These days, “open world” is essentially an expectation. It feels like about half of the AAA titles released in this era have large, sprawling locations to explore with lots to do and plenty of distractions. Whilst Shenmue didn’t invent such a concept, it was the game that really crafted the next level of what seemed to be a living, breathing world.
Not only did Shenmue beat Grand Theft Auto III to the punch of an open world city, it did so much that simply became standard practice in gaming moving forward. Quick time events, NPCs that seemed to have their own lives and endless mini-games and hobbies to partake in just to name a few. The graphics as well were leaps and bounds ahead of anything else at the time.
Trapped on the sinking ship that was the Dreamcast, many postulate that Shenmue’s lack of sales dragged the console down with it. It was the most expensive video game production at the time and it didn’t stand a chance of making back that money with the console’s low install base. The game and the console were intangibly linked to each other’s doom.
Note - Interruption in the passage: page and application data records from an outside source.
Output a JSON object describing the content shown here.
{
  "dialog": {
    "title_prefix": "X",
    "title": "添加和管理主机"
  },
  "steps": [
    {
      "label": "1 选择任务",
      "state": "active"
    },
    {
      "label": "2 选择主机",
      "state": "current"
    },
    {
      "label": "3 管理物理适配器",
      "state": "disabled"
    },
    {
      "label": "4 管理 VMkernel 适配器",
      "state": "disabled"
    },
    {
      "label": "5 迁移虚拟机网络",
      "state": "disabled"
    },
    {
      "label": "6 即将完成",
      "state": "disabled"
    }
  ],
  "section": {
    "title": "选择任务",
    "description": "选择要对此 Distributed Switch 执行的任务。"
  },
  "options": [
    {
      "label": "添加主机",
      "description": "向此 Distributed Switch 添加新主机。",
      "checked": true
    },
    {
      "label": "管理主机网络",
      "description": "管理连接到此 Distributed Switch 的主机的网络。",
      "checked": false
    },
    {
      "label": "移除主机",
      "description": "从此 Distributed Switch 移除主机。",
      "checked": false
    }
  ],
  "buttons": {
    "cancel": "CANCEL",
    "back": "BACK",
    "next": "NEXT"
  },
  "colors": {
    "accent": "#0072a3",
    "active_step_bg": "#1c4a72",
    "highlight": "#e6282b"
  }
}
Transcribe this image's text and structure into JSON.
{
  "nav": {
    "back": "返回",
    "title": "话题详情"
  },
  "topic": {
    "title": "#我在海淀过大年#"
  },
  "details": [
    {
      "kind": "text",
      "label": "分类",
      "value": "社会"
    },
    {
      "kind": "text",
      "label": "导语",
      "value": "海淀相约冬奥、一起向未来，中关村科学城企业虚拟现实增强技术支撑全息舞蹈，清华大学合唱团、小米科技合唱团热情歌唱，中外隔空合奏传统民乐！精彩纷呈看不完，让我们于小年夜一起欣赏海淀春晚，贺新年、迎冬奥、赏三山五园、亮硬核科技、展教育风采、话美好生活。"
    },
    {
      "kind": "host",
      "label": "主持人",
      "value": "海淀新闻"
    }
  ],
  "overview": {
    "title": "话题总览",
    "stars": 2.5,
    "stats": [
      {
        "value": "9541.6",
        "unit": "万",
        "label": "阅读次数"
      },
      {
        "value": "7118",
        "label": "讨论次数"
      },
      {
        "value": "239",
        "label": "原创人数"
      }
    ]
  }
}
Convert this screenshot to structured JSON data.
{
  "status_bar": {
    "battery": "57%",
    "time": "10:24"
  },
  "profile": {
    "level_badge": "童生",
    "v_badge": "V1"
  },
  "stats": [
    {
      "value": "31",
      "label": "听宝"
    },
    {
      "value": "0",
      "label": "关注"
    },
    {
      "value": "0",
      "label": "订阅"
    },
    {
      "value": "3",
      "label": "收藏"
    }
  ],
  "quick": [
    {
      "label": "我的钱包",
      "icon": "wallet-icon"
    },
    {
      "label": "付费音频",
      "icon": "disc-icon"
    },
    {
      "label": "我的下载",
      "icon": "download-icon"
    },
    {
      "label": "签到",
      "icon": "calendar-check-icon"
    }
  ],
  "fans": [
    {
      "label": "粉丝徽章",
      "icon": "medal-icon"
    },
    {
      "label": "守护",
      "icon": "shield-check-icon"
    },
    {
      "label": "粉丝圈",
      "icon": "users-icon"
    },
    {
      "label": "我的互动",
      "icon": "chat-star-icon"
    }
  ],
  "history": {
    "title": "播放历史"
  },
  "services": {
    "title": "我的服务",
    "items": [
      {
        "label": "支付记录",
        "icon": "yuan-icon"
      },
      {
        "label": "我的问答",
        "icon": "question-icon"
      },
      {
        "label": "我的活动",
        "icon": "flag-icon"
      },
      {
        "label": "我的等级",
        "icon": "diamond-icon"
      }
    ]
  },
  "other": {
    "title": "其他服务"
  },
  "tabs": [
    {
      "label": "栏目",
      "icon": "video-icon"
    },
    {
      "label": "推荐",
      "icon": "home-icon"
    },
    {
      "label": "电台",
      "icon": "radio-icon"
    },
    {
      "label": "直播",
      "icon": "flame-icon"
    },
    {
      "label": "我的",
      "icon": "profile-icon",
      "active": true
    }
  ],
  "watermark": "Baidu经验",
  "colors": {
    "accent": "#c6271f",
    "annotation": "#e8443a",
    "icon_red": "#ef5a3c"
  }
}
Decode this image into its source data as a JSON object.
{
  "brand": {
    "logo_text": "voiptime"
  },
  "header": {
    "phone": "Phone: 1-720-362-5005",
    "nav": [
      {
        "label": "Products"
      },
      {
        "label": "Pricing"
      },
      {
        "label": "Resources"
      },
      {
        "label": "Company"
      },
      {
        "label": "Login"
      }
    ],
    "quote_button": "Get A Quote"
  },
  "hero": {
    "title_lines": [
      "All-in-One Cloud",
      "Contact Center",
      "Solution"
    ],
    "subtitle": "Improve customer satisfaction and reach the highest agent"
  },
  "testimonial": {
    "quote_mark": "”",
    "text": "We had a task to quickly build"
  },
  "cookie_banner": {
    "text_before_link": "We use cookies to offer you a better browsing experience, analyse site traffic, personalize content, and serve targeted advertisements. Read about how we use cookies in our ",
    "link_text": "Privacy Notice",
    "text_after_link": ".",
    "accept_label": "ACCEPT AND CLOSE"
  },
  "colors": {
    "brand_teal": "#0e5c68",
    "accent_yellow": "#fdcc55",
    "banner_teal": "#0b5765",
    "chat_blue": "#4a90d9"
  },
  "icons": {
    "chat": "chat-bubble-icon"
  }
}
Shenmue’s impact is huge and Sega themselves have not completely shied away from what it did right. The Yakuza series and the Persona series, both owned by the company, have a direct throughline to Shenmue’s cutting-edge, open-world RPG style.